• **Task goal**
Search the records for the string "slats". Copy each line where it occurs.

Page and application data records

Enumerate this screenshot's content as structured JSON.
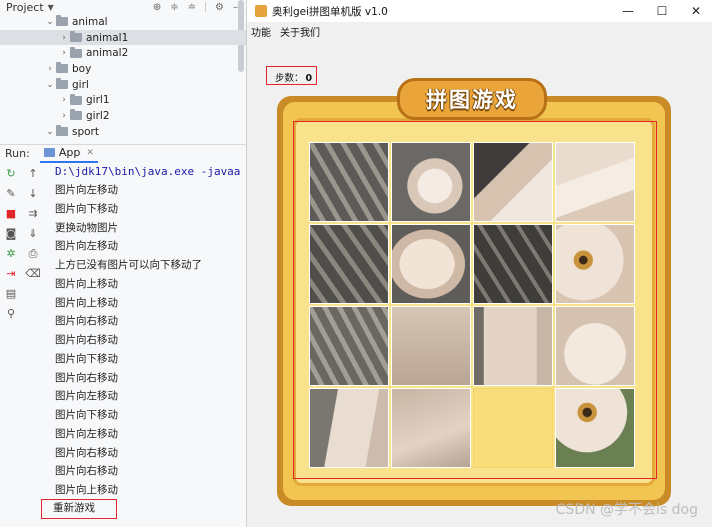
{
  "ide": {
    "project_label": "Project",
    "tree": [
      {
        "label": "animal",
        "indent": 1,
        "expanded": true
      },
      {
        "label": "animal1",
        "indent": 2,
        "expanded": false,
        "selected": true
      },
      {
        "label": "animal2",
        "indent": 2,
        "expanded": false
      },
      {
        "label": "boy",
        "indent": 1,
        "expanded": false
      },
      {
        "label": "girl",
        "indent": 1,
        "expanded": true
      },
      {
        "label": "girl1",
        "indent": 2,
        "expanded": false
      },
      {
        "label": "girl2",
        "indent": 2,
        "expanded": false
      },
      {
        "label": "sport",
        "indent": 1,
        "expanded": true
      }
    ],
    "run_label": "Run:",
    "run_tab": "App",
    "console": {
      "command": "D:\\jdk17\\bin\\java.exe -javaa",
      "lines": [
        "图片向左移动",
        "图片向下移动",
        "更换动物图片",
        "图片向左移动",
        "上方已没有图片可以向下移动了",
        "图片向上移动",
        "图片向上移动",
        "图片向右移动",
        "图片向右移动",
        "图片向下移动",
        "图片向右移动",
        "图片向左移动",
        "图片向下移动",
        "图片向左移动",
        "图片向右移动",
        "图片向右移动",
        "图片向上移动"
      ],
      "restart_line": "重新游戏"
    }
  },
  "game_window": {
    "title": "奥利gei拼图单机版 v1.0",
    "menu": [
      "功能",
      "关于我们"
    ],
    "steps_label": "步数：",
    "steps_value": "0",
    "banner": "拼图游戏",
    "tiles": [
      {
        "style": "kitten-slats-left"
      },
      {
        "style": "kitten-paw"
      },
      {
        "style": "kitten-ear-dark"
      },
      {
        "style": "kitten-ear-light"
      },
      {
        "style": "kitten-slats-dark"
      },
      {
        "style": "kitten-body"
      },
      {
        "style": "kitten-slats-mid"
      },
      {
        "style": "kitten-eye"
      },
      {
        "style": "kitten-slats-corner"
      },
      {
        "style": "kitten-fur"
      },
      {
        "style": "kitten-chest"
      },
      {
        "style": "kitten-chin"
      },
      {
        "style": "kitten-leg"
      },
      {
        "style": "kitten-fur-2"
      },
      {
        "style": "blank"
      },
      {
        "style": "kitten-eye-2"
      }
    ]
  },
  "watermark": "CSDN @学不会is dog",
  "colors": {
    "accent_red": "#e0262b",
    "frame_wood": "#c98b26",
    "frame_yellow": "#f2c552"
  }
}
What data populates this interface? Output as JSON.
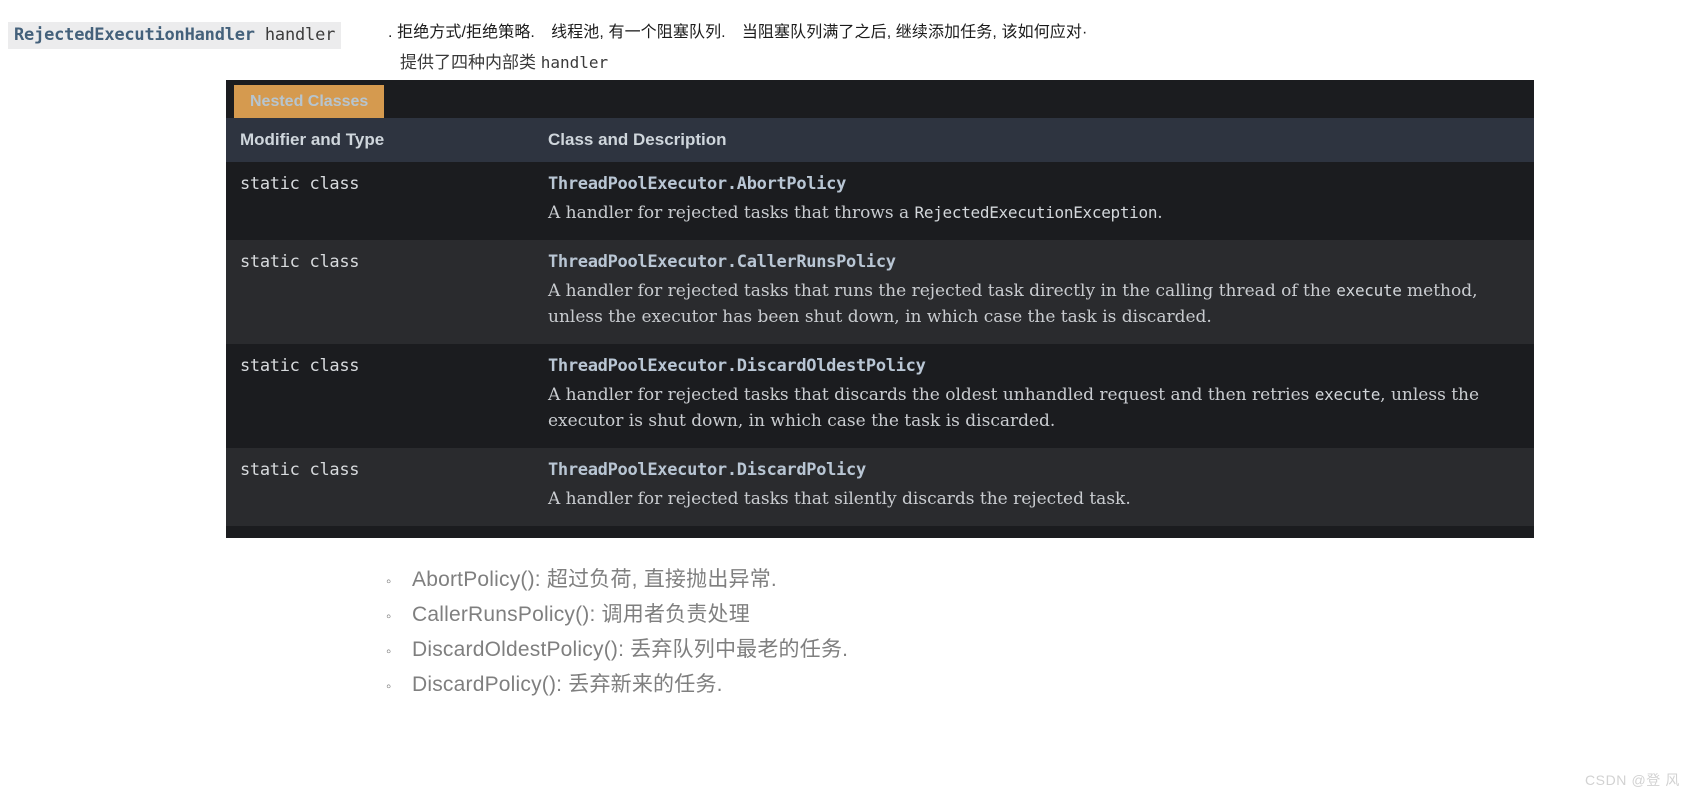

• **Task response**
        "style": "kitten-slats-left"
        "style": "kitten-slats-dark"
        "style": "kitten-slats-mid"
        "style": "kitten-slats-corner"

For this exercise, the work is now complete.